YOUR TASK: Locate the string "react" in the records below. Copy every line where it occurs.

RECORDED INFORMATION:
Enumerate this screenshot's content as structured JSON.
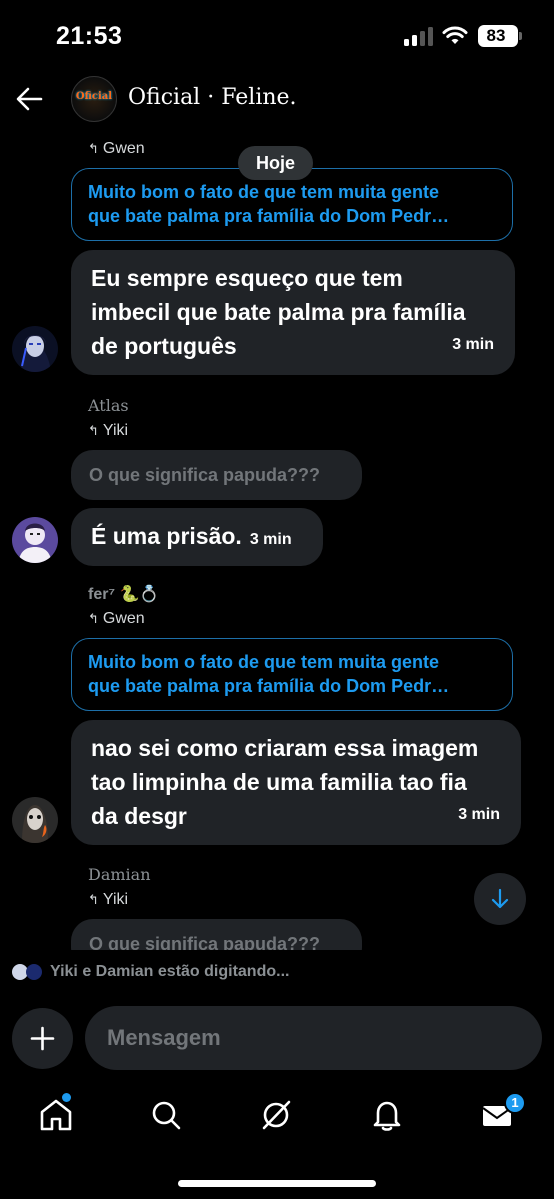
{
  "status_bar": {
    "time": "21:53",
    "battery": "83"
  },
  "header": {
    "title": "Oficial · Feline.",
    "avatar_text": "Oficial"
  },
  "date_separator": "Hoje",
  "messages": [
    {
      "reply_to": "Gwen",
      "quoted": [
        "Muito bom o fato de que tem muita gente",
        "que bate palma pra família do Dom Pedr…"
      ],
      "lines": [
        "Eu sempre esqueço que tem",
        "imbecil que bate palma pra família",
        "de português"
      ],
      "time": "3 min"
    },
    {
      "sender": "Atlas",
      "reply_to": "Yiki",
      "quoted": "O que significa papuda???",
      "text": "É uma prisão.",
      "time": "3 min"
    },
    {
      "sender": "fer⁷ 🐍💍",
      "reply_to": "Gwen",
      "quoted": [
        "Muito bom o fato de que tem muita gente",
        "que bate palma pra família do Dom Pedr…"
      ],
      "lines": [
        "nao sei como criaram essa imagem",
        "tao limpinha de uma familia tao fia",
        "da desgr"
      ],
      "time": "3 min"
    },
    {
      "sender": "Damian",
      "reply_to": "Yiki",
      "quoted": "O que significa papuda???"
    }
  ],
  "typing_indicator": "Yiki e Damian estão digitando...",
  "composer": {
    "placeholder": "Mensagem"
  },
  "tabbar": {
    "items": [
      "home-icon",
      "search-icon",
      "grok-icon",
      "bell-icon",
      "mail-icon"
    ],
    "mail_badge": "1"
  },
  "colors": {
    "accent": "#1d9bf0",
    "bubble": "#202327",
    "background": "#000000"
  }
}
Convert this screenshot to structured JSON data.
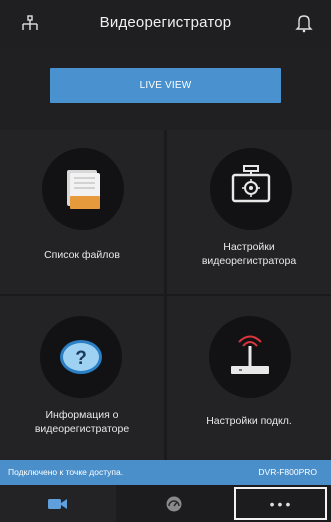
{
  "header": {
    "title": "Видеорегистратор",
    "left_icon": "network-tree-icon",
    "right_icon": "bell-icon"
  },
  "live_view": {
    "label": "LIVE VIEW"
  },
  "menu": [
    {
      "label": "Список файлов",
      "icon": "file-list-icon"
    },
    {
      "label_line1": "Настройки",
      "label_line2": "видеорегистратора",
      "icon": "dashcam-settings-icon"
    },
    {
      "label_line1": "Информация о",
      "label_line2": "видеорегистраторе",
      "icon": "help-icon"
    },
    {
      "label": "Настройки подкл.",
      "icon": "router-icon"
    }
  ],
  "status_bar": {
    "text": "Подключено к точке доступа.",
    "device": "DVR-F800PRO"
  },
  "tabs": [
    {
      "icon": "video-camera-icon"
    },
    {
      "icon": "gauge-icon"
    },
    {
      "label": "•••",
      "icon": "more-icon"
    }
  ],
  "colors": {
    "accent": "#4a92cf",
    "background": "#1c1c1e"
  }
}
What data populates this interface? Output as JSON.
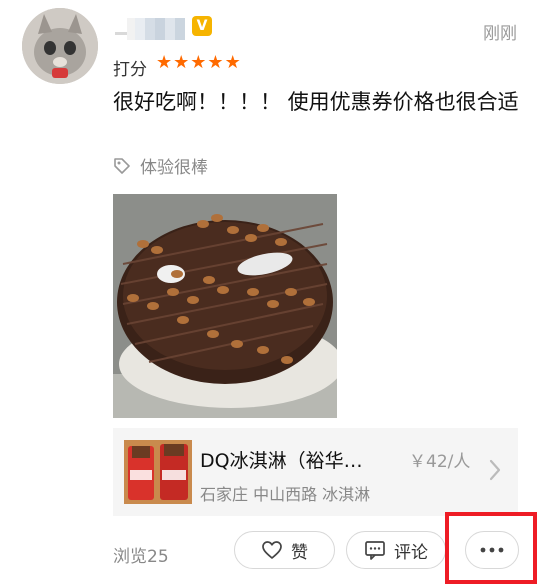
{
  "header": {
    "time": "刚刚",
    "vip_badge": "V"
  },
  "rating": {
    "label": "打分",
    "stars": 5,
    "star_char": "★"
  },
  "review": {
    "text": "很好吃啊！！！！ 使用优惠券价格也很合适",
    "tag": "体验很棒"
  },
  "shop": {
    "name": "DQ冰淇淋（裕华…",
    "price": "￥42/人",
    "location": "石家庄 中山西路 冰淇淋"
  },
  "footer": {
    "views": "浏览25",
    "like_label": "赞",
    "comment_label": "评论"
  },
  "colors": {
    "star": "#ff6a00",
    "highlight": "#ee1c25",
    "vip": "#f6b400"
  }
}
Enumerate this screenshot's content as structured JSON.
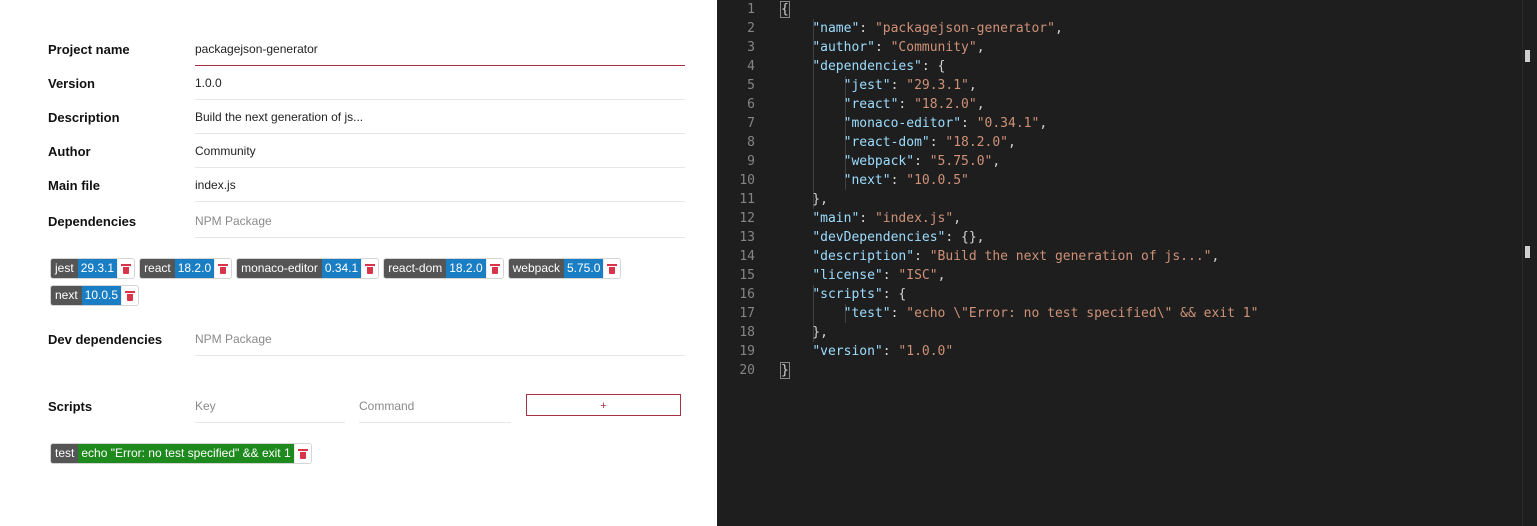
{
  "form": {
    "project_name": {
      "label": "Project name",
      "value": "packagejson-generator"
    },
    "version": {
      "label": "Version",
      "value": "1.0.0"
    },
    "description": {
      "label": "Description",
      "value": "Build the next generation of js..."
    },
    "author": {
      "label": "Author",
      "value": "Community"
    },
    "main_file": {
      "label": "Main file",
      "value": "index.js"
    },
    "dependencies": {
      "label": "Dependencies",
      "placeholder": "NPM Package",
      "tags": [
        {
          "name": "jest",
          "version": "29.3.1"
        },
        {
          "name": "react",
          "version": "18.2.0"
        },
        {
          "name": "monaco-editor",
          "version": "0.34.1"
        },
        {
          "name": "react-dom",
          "version": "18.2.0"
        },
        {
          "name": "webpack",
          "version": "5.75.0"
        },
        {
          "name": "next",
          "version": "10.0.5"
        }
      ]
    },
    "dev_dependencies": {
      "label": "Dev dependencies",
      "placeholder": "NPM Package"
    },
    "scripts": {
      "label": "Scripts",
      "key_placeholder": "Key",
      "command_placeholder": "Command",
      "add_label": "+",
      "tags": [
        {
          "name": "test",
          "command": "echo \"Error: no test specified\" && exit 1"
        }
      ]
    }
  },
  "editor": {
    "lines": [
      "{",
      "    \"name\": \"packagejson-generator\",",
      "    \"author\": \"Community\",",
      "    \"dependencies\": {",
      "        \"jest\": \"29.3.1\",",
      "        \"react\": \"18.2.0\",",
      "        \"monaco-editor\": \"0.34.1\",",
      "        \"react-dom\": \"18.2.0\",",
      "        \"webpack\": \"5.75.0\",",
      "        \"next\": \"10.0.5\"",
      "    },",
      "    \"main\": \"index.js\",",
      "    \"devDependencies\": {},",
      "    \"description\": \"Build the next generation of js...\",",
      "    \"license\": \"ISC\",",
      "    \"scripts\": {",
      "        \"test\": \"echo \\\"Error: no test specified\\\" && exit 1\"",
      "    },",
      "    \"version\": \"1.0.0\"",
      "}"
    ]
  },
  "colors": {
    "accent": "#a83244",
    "tag_key_bg": "#555555",
    "tag_value_bg": "#1a7ec4",
    "script_value_bg": "#1e8a1e",
    "editor_bg": "#1e1e1e",
    "json_key": "#9cdcfe",
    "json_string": "#ce9178"
  }
}
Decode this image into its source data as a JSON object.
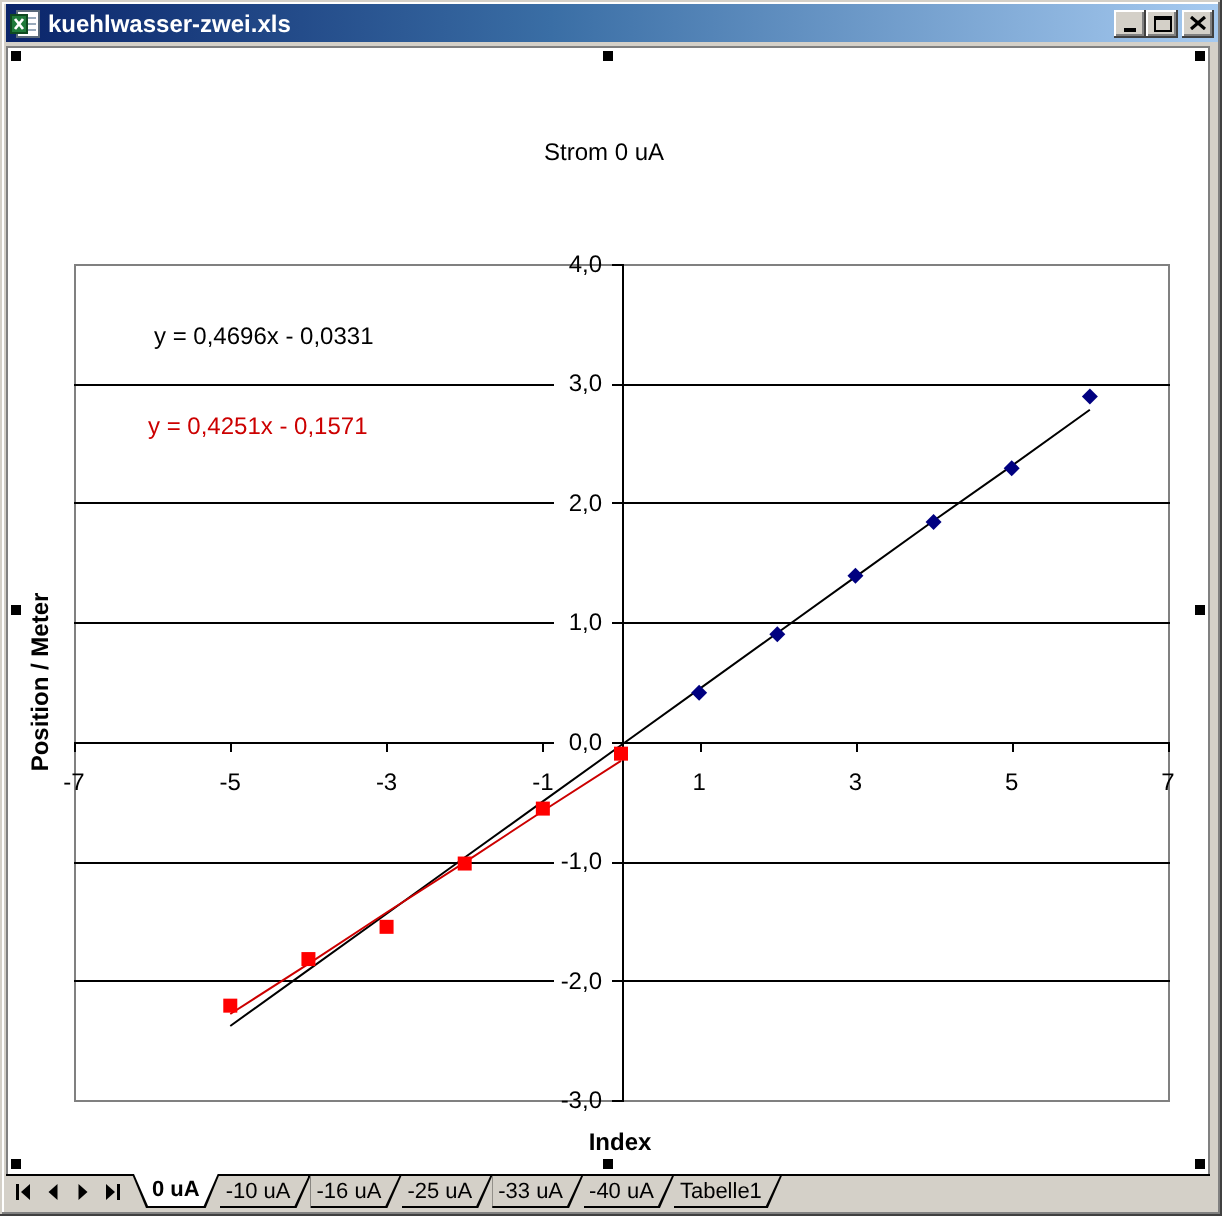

WRITTEN ANSWER:
          "name": "react",
          "name": "react-dom",
      "        \"react\": \"18.2.0\",",
      "        \"react-dom\": \"18.2.0\",",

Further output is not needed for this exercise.